And doesn’t God work the same way? God did not have to make the planet beautiful. God did not have to give us the ability to appreciate beauty. Yet, there it is. And, sure enough, the closer and deeper we look at things, the more beautiful they turn out to be. Have you ever seen the elegance of DNA – the actual building blocks of life? Many people who doubt God’s existence have second thoughts when they see the complexity and beauty of DNA. Or how about some of the images from the deepest parts of the universe – distant galaxies, and immense clouds generating billions of stars? Incredibly awesome and beautiful. There really is an extravagance, an overflowing abundance, in God’s loving, creative power. God really is the farmer that Jesus describes sowing his seeds – on the path, on rocky ground, among thorns, and yes, on good soil. Now even this city boy knows that you should try to get as much seed as you can on good soil – you should try to be very careful. But that’s not how God does it. God’s out in the middle of the Boulevard throwing seeds left and right! God is abundant, God is seemingly wasteful, God is overflowing.

And since, as St. Paul reminds us today, the Spirit of God dwells in us, isn’t it true that at our best we are abundant, seemingly wasteful and overflowing – just like God? Don’t we, at our best, deep in our hearts, have a huge reserve of love?
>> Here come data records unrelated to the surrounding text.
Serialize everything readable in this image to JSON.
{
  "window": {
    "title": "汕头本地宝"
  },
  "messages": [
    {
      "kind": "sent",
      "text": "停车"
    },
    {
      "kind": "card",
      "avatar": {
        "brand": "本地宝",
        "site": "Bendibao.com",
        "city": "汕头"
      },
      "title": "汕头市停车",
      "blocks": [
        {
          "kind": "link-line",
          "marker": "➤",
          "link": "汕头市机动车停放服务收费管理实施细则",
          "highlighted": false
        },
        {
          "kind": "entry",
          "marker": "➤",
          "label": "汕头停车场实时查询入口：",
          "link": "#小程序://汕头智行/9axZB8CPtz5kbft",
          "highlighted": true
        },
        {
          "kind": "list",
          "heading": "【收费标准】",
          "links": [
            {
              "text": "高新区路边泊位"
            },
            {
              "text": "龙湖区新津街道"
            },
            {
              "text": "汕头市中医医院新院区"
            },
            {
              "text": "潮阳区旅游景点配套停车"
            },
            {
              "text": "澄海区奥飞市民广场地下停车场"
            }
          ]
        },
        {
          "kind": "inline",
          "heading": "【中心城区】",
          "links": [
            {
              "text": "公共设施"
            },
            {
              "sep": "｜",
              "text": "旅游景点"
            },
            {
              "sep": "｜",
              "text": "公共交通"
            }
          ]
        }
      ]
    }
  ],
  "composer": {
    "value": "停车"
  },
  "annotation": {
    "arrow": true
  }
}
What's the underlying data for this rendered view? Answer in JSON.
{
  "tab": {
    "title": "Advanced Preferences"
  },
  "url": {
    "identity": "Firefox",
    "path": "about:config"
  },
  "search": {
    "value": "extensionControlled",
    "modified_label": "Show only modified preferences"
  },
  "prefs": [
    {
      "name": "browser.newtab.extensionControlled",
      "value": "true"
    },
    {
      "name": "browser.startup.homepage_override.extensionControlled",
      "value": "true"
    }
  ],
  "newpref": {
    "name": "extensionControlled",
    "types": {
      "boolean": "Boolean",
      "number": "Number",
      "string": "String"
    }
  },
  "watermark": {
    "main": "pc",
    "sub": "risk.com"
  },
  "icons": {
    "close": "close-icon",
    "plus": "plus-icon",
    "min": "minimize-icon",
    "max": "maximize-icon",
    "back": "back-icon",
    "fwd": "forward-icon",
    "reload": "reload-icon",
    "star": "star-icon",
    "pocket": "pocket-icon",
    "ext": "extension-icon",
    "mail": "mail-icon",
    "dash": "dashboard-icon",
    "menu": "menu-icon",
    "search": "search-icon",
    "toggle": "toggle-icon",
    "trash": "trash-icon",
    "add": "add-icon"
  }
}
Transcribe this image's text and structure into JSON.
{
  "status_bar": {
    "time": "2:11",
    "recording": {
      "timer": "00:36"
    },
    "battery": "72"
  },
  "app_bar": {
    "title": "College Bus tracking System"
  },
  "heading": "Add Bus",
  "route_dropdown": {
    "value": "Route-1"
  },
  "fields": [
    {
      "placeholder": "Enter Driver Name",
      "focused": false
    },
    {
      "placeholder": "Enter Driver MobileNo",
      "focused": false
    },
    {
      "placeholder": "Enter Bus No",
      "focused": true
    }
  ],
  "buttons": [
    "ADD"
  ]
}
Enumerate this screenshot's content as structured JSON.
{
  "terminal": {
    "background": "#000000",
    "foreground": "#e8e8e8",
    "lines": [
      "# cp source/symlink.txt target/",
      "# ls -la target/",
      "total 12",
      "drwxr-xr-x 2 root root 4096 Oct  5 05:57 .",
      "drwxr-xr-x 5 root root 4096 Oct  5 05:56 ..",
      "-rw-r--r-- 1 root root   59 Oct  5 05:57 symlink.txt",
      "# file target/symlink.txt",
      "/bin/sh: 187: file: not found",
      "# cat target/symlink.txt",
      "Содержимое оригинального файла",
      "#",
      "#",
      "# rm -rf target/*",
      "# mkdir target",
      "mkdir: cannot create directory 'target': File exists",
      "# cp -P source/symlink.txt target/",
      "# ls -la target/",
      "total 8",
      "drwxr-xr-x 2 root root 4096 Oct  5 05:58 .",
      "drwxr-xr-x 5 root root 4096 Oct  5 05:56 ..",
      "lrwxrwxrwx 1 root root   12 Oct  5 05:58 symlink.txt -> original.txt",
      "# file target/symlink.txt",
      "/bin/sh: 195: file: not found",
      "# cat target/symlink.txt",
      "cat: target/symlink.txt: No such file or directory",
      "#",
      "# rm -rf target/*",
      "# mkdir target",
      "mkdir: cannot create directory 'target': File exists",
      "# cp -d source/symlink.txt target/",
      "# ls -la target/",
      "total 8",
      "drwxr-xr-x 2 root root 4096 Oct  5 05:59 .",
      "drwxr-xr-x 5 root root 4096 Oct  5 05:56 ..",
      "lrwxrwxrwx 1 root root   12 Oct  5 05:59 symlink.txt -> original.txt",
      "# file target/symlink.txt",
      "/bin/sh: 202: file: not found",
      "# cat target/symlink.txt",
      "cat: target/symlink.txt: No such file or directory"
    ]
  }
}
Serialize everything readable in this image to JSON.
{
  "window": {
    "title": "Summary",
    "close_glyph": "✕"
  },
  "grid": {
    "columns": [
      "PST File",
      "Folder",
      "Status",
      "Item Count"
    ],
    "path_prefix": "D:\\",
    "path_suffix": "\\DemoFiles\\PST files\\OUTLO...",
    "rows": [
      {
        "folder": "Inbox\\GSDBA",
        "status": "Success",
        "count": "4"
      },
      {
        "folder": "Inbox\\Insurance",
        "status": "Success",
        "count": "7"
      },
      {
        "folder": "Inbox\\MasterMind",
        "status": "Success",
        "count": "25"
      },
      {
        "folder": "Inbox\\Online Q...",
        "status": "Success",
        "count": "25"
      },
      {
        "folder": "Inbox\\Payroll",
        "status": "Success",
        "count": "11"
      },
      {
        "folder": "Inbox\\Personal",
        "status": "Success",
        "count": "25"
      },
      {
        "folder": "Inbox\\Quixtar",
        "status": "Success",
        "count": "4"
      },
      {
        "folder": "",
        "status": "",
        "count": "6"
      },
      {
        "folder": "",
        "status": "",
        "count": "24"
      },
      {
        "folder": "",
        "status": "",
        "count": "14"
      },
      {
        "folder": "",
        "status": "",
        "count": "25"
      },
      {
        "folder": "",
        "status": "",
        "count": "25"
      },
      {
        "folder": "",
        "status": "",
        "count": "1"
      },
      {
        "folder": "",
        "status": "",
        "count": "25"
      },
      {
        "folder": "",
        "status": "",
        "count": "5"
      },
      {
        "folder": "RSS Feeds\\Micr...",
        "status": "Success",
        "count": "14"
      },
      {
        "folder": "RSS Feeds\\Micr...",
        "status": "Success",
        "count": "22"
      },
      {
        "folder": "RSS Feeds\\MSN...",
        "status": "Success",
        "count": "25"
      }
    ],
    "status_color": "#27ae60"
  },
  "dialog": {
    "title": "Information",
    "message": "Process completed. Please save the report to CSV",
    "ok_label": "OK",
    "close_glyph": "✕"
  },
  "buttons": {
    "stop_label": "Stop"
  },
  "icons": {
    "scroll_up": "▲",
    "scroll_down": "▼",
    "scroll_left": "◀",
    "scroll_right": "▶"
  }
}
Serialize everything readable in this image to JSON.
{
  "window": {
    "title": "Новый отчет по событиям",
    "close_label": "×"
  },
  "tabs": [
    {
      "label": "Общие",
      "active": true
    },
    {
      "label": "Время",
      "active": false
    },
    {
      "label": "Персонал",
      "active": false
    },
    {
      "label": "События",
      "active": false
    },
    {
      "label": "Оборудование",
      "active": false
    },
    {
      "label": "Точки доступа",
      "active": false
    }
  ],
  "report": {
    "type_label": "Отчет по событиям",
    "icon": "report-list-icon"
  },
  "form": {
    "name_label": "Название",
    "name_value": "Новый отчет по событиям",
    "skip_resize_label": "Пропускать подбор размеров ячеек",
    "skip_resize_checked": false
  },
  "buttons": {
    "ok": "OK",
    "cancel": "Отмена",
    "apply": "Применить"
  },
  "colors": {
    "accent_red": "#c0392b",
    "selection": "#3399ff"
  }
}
But, what do we do? We ration the love – we try to conserve it. It’s like we say, “I’m sorry, I can’t love you too much because I might use up all my love!” It’s even hard for many of us to say the words – as if, somehow, we have a limited supply of even just the word “love.” Unfortunately, lots of times, we only open our hearts and allow the love to pour out when we are in life and death situations. And, then, sure enough, in those extreme moments, we find that we have more than enough love to go around. We become like the farmer, we become like God, tossing love on the asphalt and the concrete.

The terrible attacks in London a few days ago brought back lots of 9/11 memories. Remember when we heard the heartbreaking messages left by victims on answering machines and voice mail? What did these people say over and over? “I love you. I love you so much. Tell the kids I love them. I love you so much.” In the middle of so much pain and suffering – in the worst soil I can imagine – an overflow of love.

Isn’t this the Kingdom of Heaven that Jesus describes in today’s Gospel? Isn’t this God planting seeds here, there and everywhere? Isn’t this what Paul describes as the “Spirit of God” dwelling in us? Isn’t this the love and joy described by Isaiah – love and joy so powerful that it causes nature itself to burst into praise?

This summer at Christ Hospital I’ve had a fair share of extreme moments. One patient has haunted me. She was in the hospital for about three weeks, and after a short while it became clear that she was dying. I had the privilege of spending a lot of time with her and her family during those last days. One time when we were alone, she looked at me intently, grabbed my hand and said, “I never thought I could love my children so much.” “I never thought I could love my children so much.”

And sure enough, as each of her children and her grandchildren sat by her bedside, she held their hand and said over and over in her slurred and hoarse voice, “I love you.” “I love you.” “I love you so much.” And through tears and smiles they told this dying woman how much they loved her. An abundant, overflowing love.

Isn’t this what Jesus is telling us today about God? Jesus tells us that God is overflowing with love – pouring love out even in the harshest, rockiest, least promising places. Tossing seeds here, there, and everywhere. An abundant, seemingly wasteful, overflowing love.

And today we are challenged to be both the good sower and the good soil. All we need to do is open our hearts – by loving and by being loved. To love extravagantly and abundantly just like God - who creates the galaxies and the marigolds.

Today let us pray that we will open our hearts to love, so that the mountains and hills shall burst into song, and the trees of the field shall clap their hands.